But the practice of sending along funds to the CBF has now changed for both the BGCT and BGAV.
The BGCT Executive Board voted on Tuesday, February 20 to remove the Cooperative Baptist Fellowship from its church giving forms. BGCT President Danny Reeves said, “I am very grateful for the consistent, steady way in which the BGCT has held to God’s Word. We lovingly say to all people the truth that marriage is to be between one man and one woman.” BGCT Executive Director David Hardage added, “Texas Baptists have consistently held to Biblical truth on marriage and human sexuality while at the same time loving and caring for everyone.” Chairman of the Executive Board Dennis Young said, “While we love all people, our love is governed by the Word of God.”
Then yesterday the BGAV released this statement from their Executive Board:
The Baptist General Association of Virginia (BGAV) at numerous annual meetings has affirmed and acted on its commitment to its orthodox and traditional view of biblical marriage and sexuality. The BGAV remains committed to respecting, welcoming, and loving all persons in the name of Christ while affirming an orthodox view of marriage between a man and a woman.
The Virginia Baptist Executive Board regrets it has had to address the Cooperative Baptist Fellowship’s (CBF) approval of the Illumination Project Committee’s report permitting the hiring of LGBT personnel for certain staff positions in the organization.

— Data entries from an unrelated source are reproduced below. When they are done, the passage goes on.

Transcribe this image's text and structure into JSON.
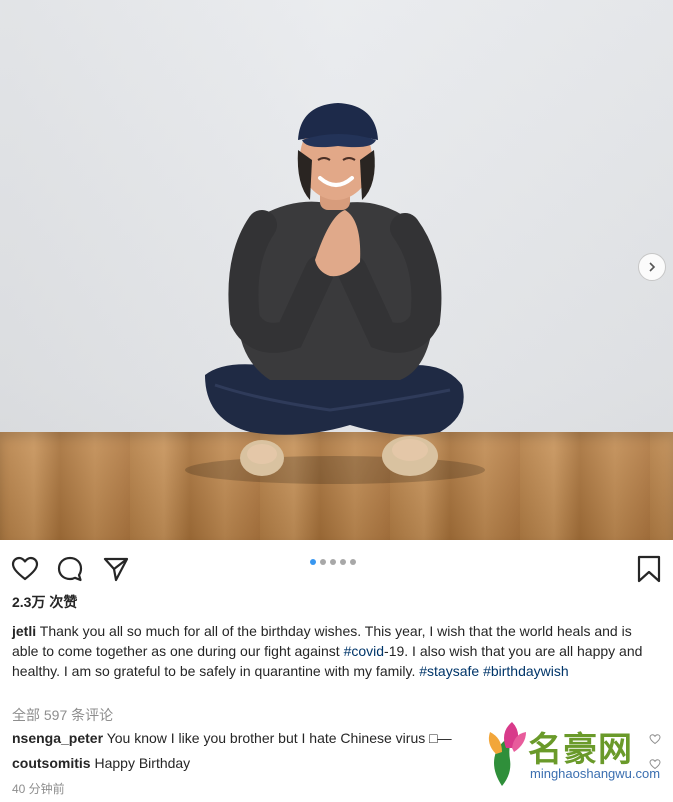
{
  "post": {
    "likes": "2.3万 次赞",
    "username": "jetli",
    "caption_text": "Thank you all so much for all of the birthday wishes. This year, I wish that the world heals and is able to come together as one during our fight against ",
    "caption_tag1": "#covid",
    "caption_mid": "-19. I also wish that you are all happy and healthy. I am so grateful to be safely in quarantine with my family. ",
    "caption_tag2": "#staysafe",
    "caption_tag3": "#birthdaywish",
    "view_all_comments": "全部 597 条评论",
    "comments": [
      {
        "user": "nsenga_peter",
        "text": "You know I like you brother but I hate Chinese virus □—"
      },
      {
        "user": "coutsomitis",
        "text": "Happy Birthday"
      }
    ],
    "timestamp": "40 分钟前"
  },
  "carousel": {
    "count": 5,
    "active": 0
  },
  "watermark": {
    "title": "名豪网",
    "subtitle": "minghaoshangwu.com"
  },
  "icons": [
    "heart-icon",
    "comment-icon",
    "share-icon",
    "bookmark-icon",
    "chevron-right-icon"
  ],
  "colors": {
    "tag": "#003569",
    "active_dot": "#3897f0",
    "muted": "#8e8e8e"
  }
}
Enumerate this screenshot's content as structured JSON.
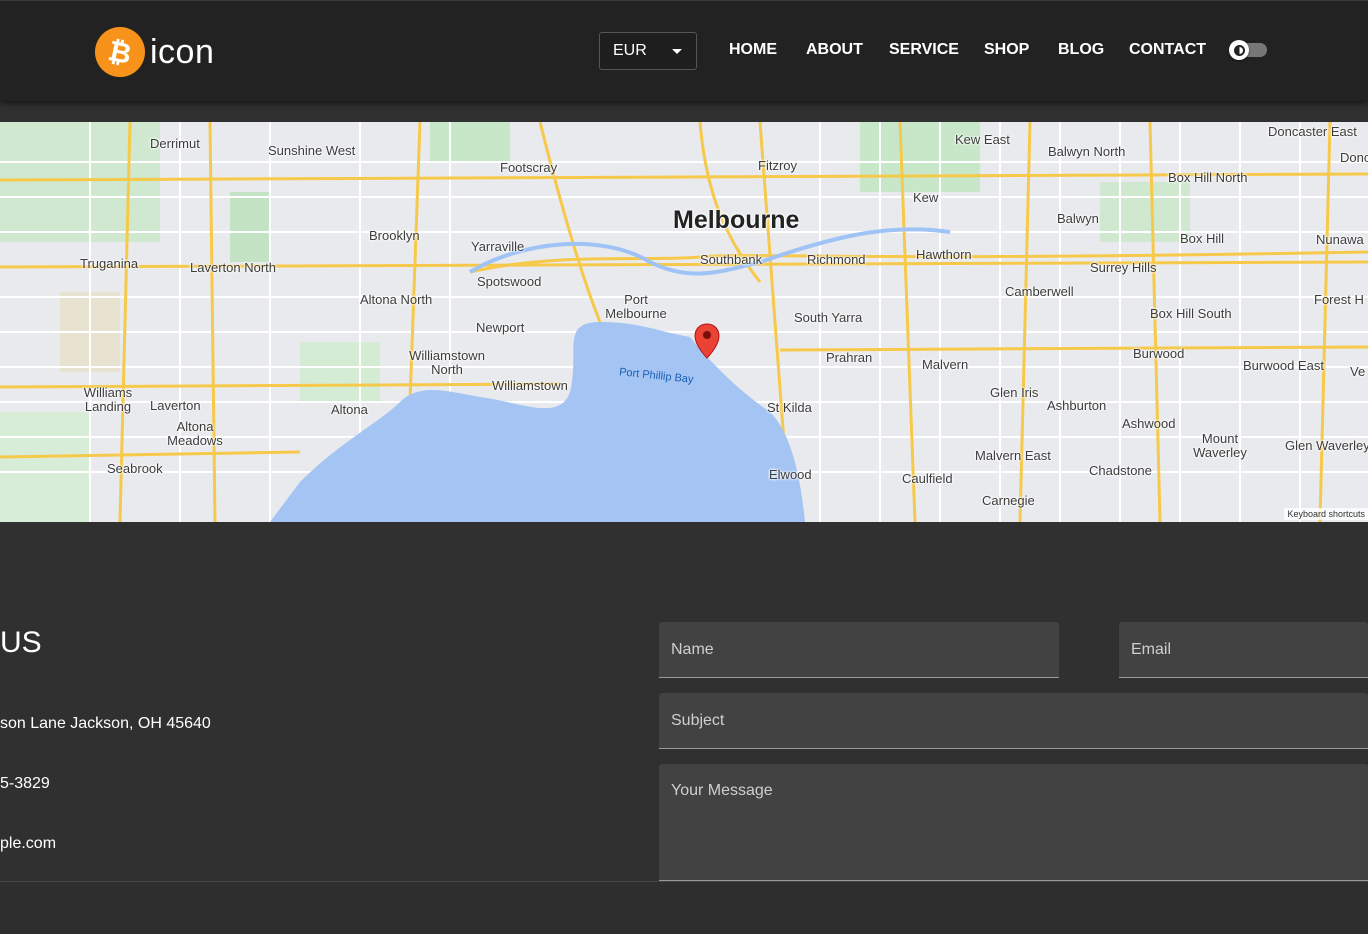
{
  "header": {
    "logo_symbol": "₿",
    "logo_text": "icon",
    "currency": "EUR",
    "nav": [
      "HOME",
      "ABOUT",
      "SERVICE",
      "SHOP",
      "BLOG",
      "CONTACT"
    ],
    "theme_toggle_icon": "half-moon-icon",
    "brand_color": "#f7931a"
  },
  "map": {
    "city": "Melbourne",
    "water": "Port Phillip Bay",
    "keyboard_shortcuts": "Keyboard shortcuts",
    "places": [
      "Derrimut",
      "Sunshine West",
      "Footscray",
      "Fitzroy",
      "Kew East",
      "Balwyn North",
      "Doncaster East",
      "Box Hill North",
      "Kew",
      "Balwyn",
      "Box Hill",
      "Nunawa",
      "Brooklyn",
      "Yarraville",
      "Southbank",
      "Richmond",
      "Hawthorn",
      "Surrey Hills",
      "Truganina",
      "Laverton North",
      "Spotswood",
      "Camberwell",
      "Forest H",
      "Altona North",
      "Port Melbourne",
      "South Yarra",
      "Box Hill South",
      "Newport",
      "Burwood",
      "Williamstown North",
      "Prahran",
      "Malvern",
      "Burwood East",
      "Williamstown",
      "Williams Landing",
      "Laverton",
      "Altona",
      "Glen Iris",
      "Ashburton",
      "St Kilda",
      "Ashwood",
      "Altona Meadows",
      "Mount Waverley",
      "Glen Waverley",
      "Seabrook",
      "Malvern East",
      "Chadstone",
      "Elwood",
      "Caulfield",
      "Carnegie",
      "Donc",
      "Ve"
    ],
    "pin_color": "#ea4335"
  },
  "contact": {
    "title": "US",
    "address": "son Lane Jackson, OH 45640",
    "phone": "5-3829",
    "email": "ple.com",
    "form": {
      "name_placeholder": "Name",
      "email_placeholder": "Email",
      "subject_placeholder": "Subject",
      "message_placeholder": "Your Message"
    }
  }
}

Though the BGAV respects CBF’s right to change its hiring policy, such a decision has had a direct impact on the BGAV. The Executive Board has sought to respond in the most prayerful and prudent way to the effects of this impact.
Therefore, the Virginia Baptist Executive Board believes it must take action on behalf of the General Association to have all of BGAV’s CBF contributing churches send their CBF gifts directly to the CBF National Office as soon as this is feasible. The Executive Board believes this action serves the BGAV, while respecting CBF.
Executive Director John Upton said, “I want to express appreciation to the Executive Board for the spirit and heart with which they made this decision.”
Though my knowledge of Texas Baptists is limited, the response from the BGCT is not particularly surprising. They have seemed to be trending in this direction for a while now. It is nonetheless encouraging to see their commitment to the authority of Scripture reflected in this decision.
As a lifelong Virginian, I have quite a bit more knowledge concerning the BGAV. The church I pastor is no longer affiliated with the BGAV, but my previous church was. In fact, I proposed the original version of the resolution concerning homosexual behavior and the sanctity of marriage that was approved at the 2015 BGAV annual meeting. Despite the BGAV’s past position on marriage, I must admit that I am a bit surprised that they have taken this action. I truly expected them not to respond and to appeal to the autonomy of the local church. I am thankful that is not the course of action they have taken, and I commend them for this decision.
While these two decisions are important, this is likely still a developing story as individual churches will still have to make decisions concerning their relationship to the CBF and SBC. In fact, a prominent BGAV church’s pastor serves on the CBF board that made the hiring policy change. How will Richmond’s First Baptist Church relate to the BGAV going forward? These are certainly interesting days.